**WHAT THE TASK ASKS**
Scan the entries for the word "Client". Every line that has it should be copied.

**DATA TO USE**
****

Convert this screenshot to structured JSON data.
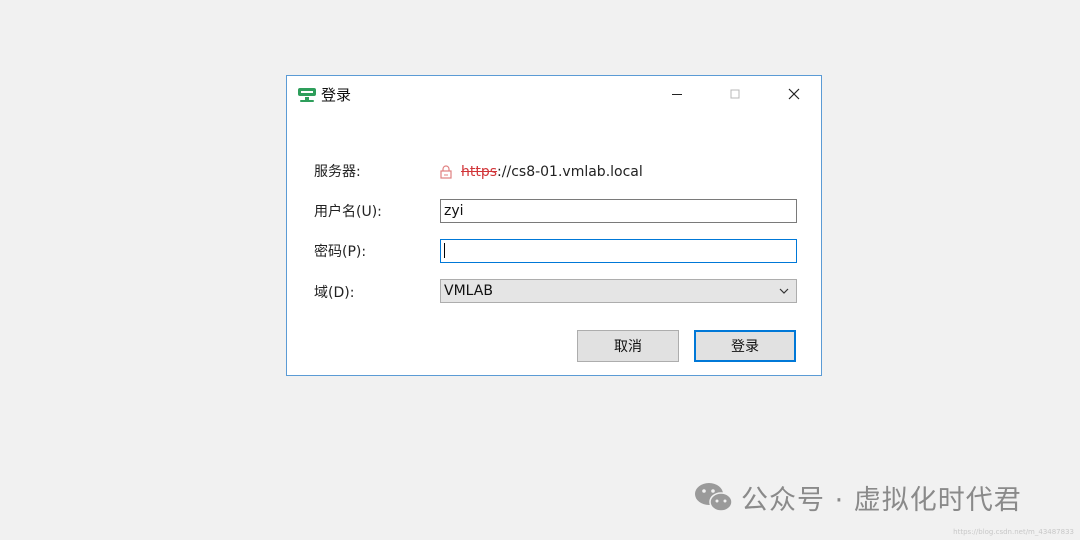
{
  "window": {
    "title": "登录"
  },
  "form": {
    "server_label": "服务器:",
    "server_scheme": "https",
    "server_rest": "://cs8-01.vmlab.local",
    "username_label": "用户名(U):",
    "username_value": "zyi",
    "password_label": "密码(P):",
    "password_value": "",
    "domain_label": "域(D):",
    "domain_value": "VMLAB"
  },
  "buttons": {
    "cancel": "取消",
    "login": "登录"
  },
  "watermark": {
    "text": "公众号 · 虚拟化时代君",
    "small": "https://blog.csdn.net/m_43487833"
  },
  "colors": {
    "accent": "#0078d7",
    "insecure": "#d13438",
    "app_icon": "#2e9e5b"
  }
}
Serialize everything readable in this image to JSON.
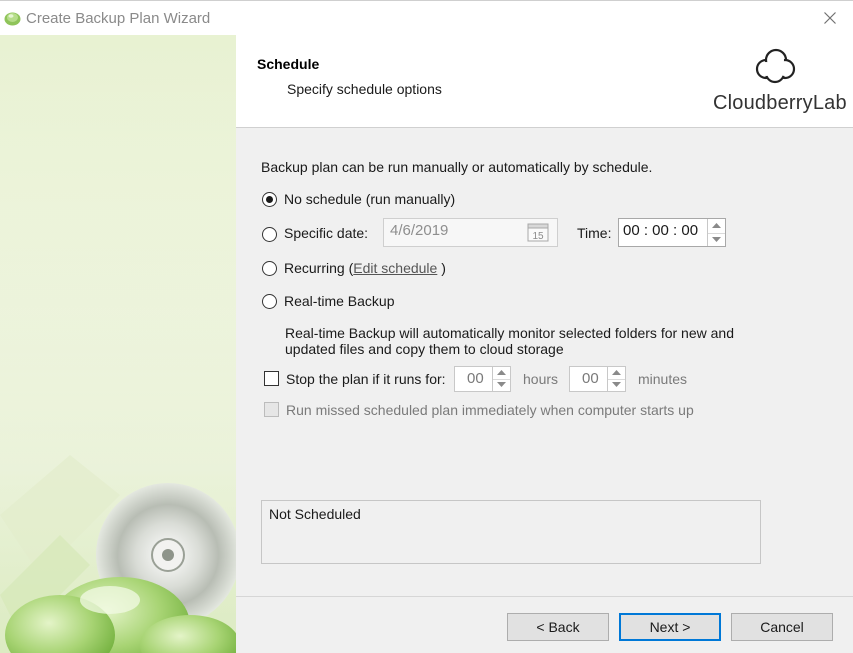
{
  "window": {
    "title": "Create Backup Plan Wizard"
  },
  "header": {
    "title": "Schedule",
    "subtitle": "Specify schedule options",
    "brand": "CloudberryLab"
  },
  "content": {
    "intro": "Backup plan can be run manually or automatically by schedule.",
    "options": {
      "no_schedule": {
        "label": "No schedule (run manually)",
        "selected": true
      },
      "specific_date": {
        "label": "Specific date:",
        "selected": false,
        "date_value": "4/6/2019",
        "calendar_day": "15",
        "time_label": "Time:",
        "time_value": "00 : 00 : 00"
      },
      "recurring": {
        "label": "Recurring",
        "open_paren": "(",
        "link": "Edit schedule",
        "close_paren": ")",
        "selected": false
      },
      "realtime": {
        "label": "Real-time Backup",
        "selected": false,
        "description_line1": "Real-time Backup will automatically monitor selected folders for new and",
        "description_line2": "updated files and copy them to cloud storage"
      }
    },
    "stop_plan": {
      "label": "Stop the plan if it runs for:",
      "checked": false,
      "hours_value": "00",
      "hours_label": "hours",
      "minutes_value": "00",
      "minutes_label": "minutes"
    },
    "run_missed": {
      "label": "Run missed scheduled plan immediately when computer starts up",
      "checked": false,
      "enabled": false
    },
    "status": "Not Scheduled"
  },
  "footer": {
    "back": "< Back",
    "next": "Next >",
    "cancel": "Cancel"
  },
  "colors": {
    "accent": "#0078d7",
    "sidebar_green": "#e8f2d2"
  }
}
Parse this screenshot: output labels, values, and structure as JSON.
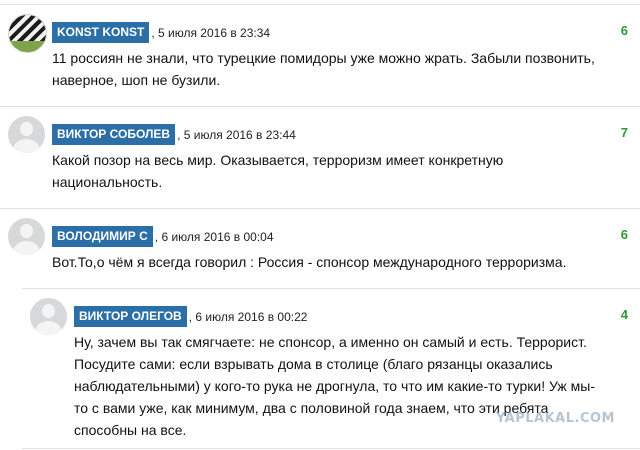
{
  "comments": [
    {
      "author": "KONST KONST",
      "date": ", 5 июля 2016 в 23:34",
      "rating": "6",
      "text": "11 россиян не знали, что турецкие помидоры уже можно жрать. Забыли позвонить, наверное, шоп не бузили."
    },
    {
      "author": "ВИКТОР СОБОЛЕВ",
      "date": ", 5 июля 2016 в 23:44",
      "rating": "7",
      "text": "Какой позор на весь мир. Оказывается, терроризм имеет конкретную национальность."
    },
    {
      "author": "ВОЛОДИМИР С",
      "date": ", 6 июля 2016 в 00:04",
      "rating": "6",
      "text": "Вот.То,о чём я всегда говорил : Россия - спонсор международного терроризма."
    },
    {
      "author": "ВИКТОР ОЛЕГОВ",
      "date": ", 6 июля 2016 в 00:22",
      "rating": "4",
      "text": "Ну, зачем вы так смягчаете: не спонсор, а именно он самый и есть. Террорист. Посудите сами: если взрывать дома в столице (благо рязанцы оказались наблюдательными) у кого-то рука не дрогнула, то что им какие-то турки! Уж мы-то с вами уже, как минимум, два с половиной года знаем, что эти ребята способны на все."
    }
  ],
  "watermark": "YAPLAKAL.COM"
}
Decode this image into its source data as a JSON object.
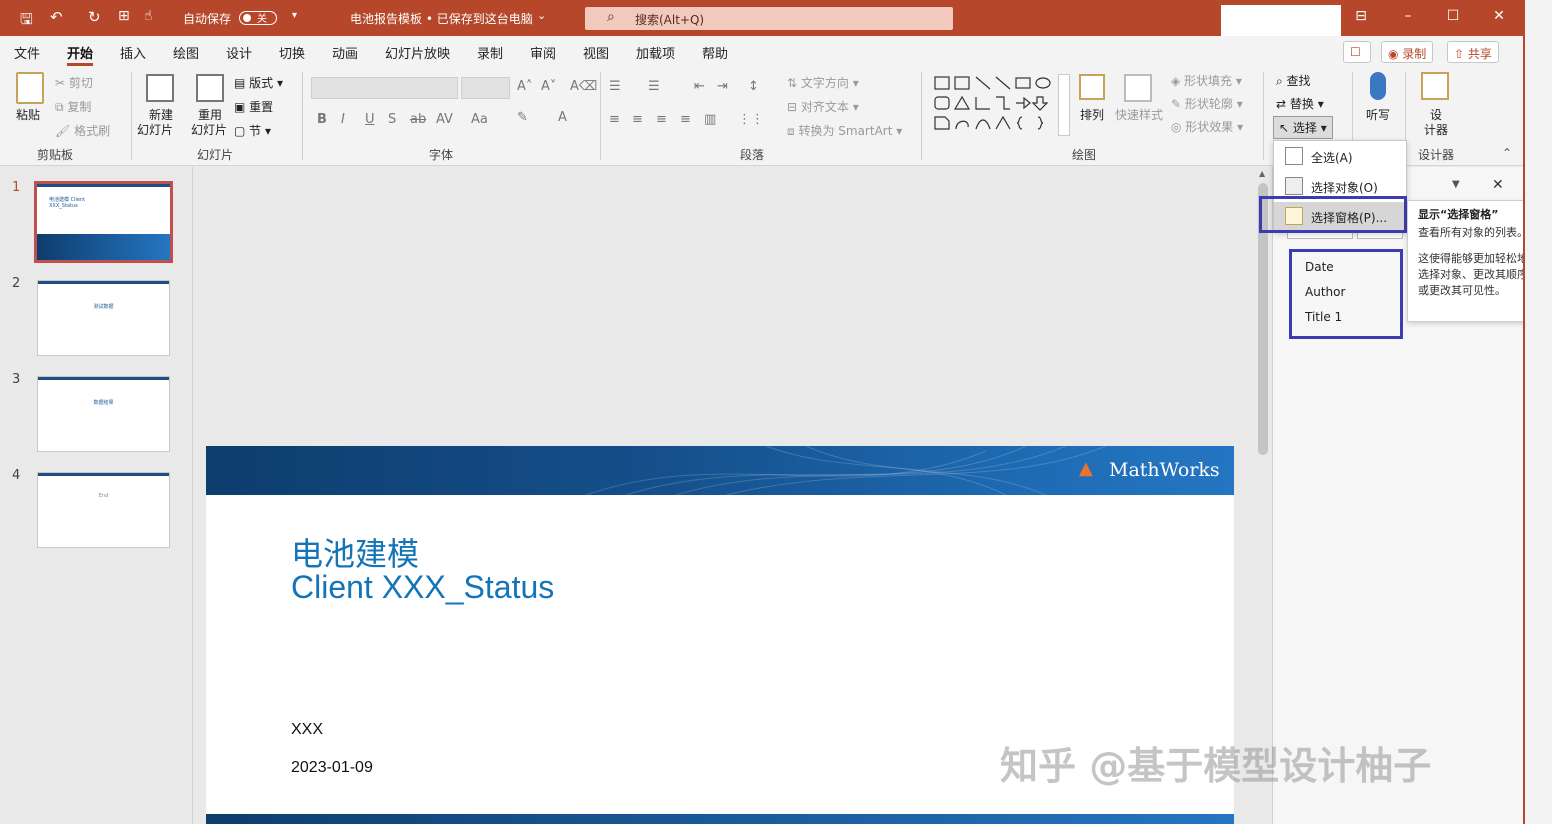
{
  "titlebar": {
    "autosave_label": "自动保存",
    "autosave_state": "关",
    "doc_title": "电池报告模板 • 已保存到这台电脑",
    "search_placeholder": "搜索(Alt+Q)"
  },
  "menu": {
    "tabs": [
      "文件",
      "开始",
      "插入",
      "绘图",
      "设计",
      "切换",
      "动画",
      "幻灯片放映",
      "录制",
      "审阅",
      "视图",
      "加载项",
      "帮助"
    ],
    "active_tab": "开始",
    "record_button": "录制",
    "share_button": "共享"
  },
  "ribbon": {
    "clipboard": {
      "paste": "粘贴",
      "cut": "剪切",
      "copy": "复制",
      "format_painter": "格式刷",
      "group": "剪贴板"
    },
    "slides": {
      "new_slide_1": "新建",
      "new_slide_2": "幻灯片",
      "reuse_1": "重用",
      "reuse_2": "幻灯片",
      "layout": "版式",
      "reset": "重置",
      "section": "节",
      "group": "幻灯片"
    },
    "font": {
      "group": "字体"
    },
    "paragraph": {
      "text_direction": "文字方向",
      "align_text": "对齐文本",
      "convert_smartart": "转换为 SmartArt",
      "group": "段落"
    },
    "drawing": {
      "arrange": "排列",
      "quick_styles": "快速样式",
      "shape_fill": "形状填充",
      "shape_outline": "形状轮廓",
      "shape_effects": "形状效果",
      "group": "绘图"
    },
    "editing": {
      "find": "查找",
      "replace": "替换",
      "select": "选择"
    },
    "voice": {
      "dictate": "听写"
    },
    "designer": {
      "label_1": "设",
      "label_2": "计器",
      "group": "设计器"
    }
  },
  "thumbnails": [
    {
      "num": "1",
      "text": "电池建模 Client XXX_Status"
    },
    {
      "num": "2",
      "text": "测试数据"
    },
    {
      "num": "3",
      "text": "数据结果"
    },
    {
      "num": "4",
      "text": "End"
    }
  ],
  "slide": {
    "title_line1": "电池建模",
    "title_line2": "Client XXX_Status",
    "author": "XXX",
    "date": "2023-01-09",
    "logo": "MathWorks"
  },
  "select_menu": {
    "select_all": "全选(A)",
    "select_objects": "选择对象(O)",
    "selection_pane": "选择窗格(P)..."
  },
  "tooltip": {
    "title": "显示“选择窗格”",
    "line1": "查看所有对象的列表。",
    "line2": "这使得能够更加轻松地选择对象、更改其顺序或更改其可见性。"
  },
  "selection_list": [
    "Date",
    "Author",
    "Title 1"
  ],
  "watermark": "知乎 @基于模型设计柚子"
}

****

**ANSWER BOX**
      "text": "电池建模 Client XXX_Status"
    "title_line2": "Client XXX_Status",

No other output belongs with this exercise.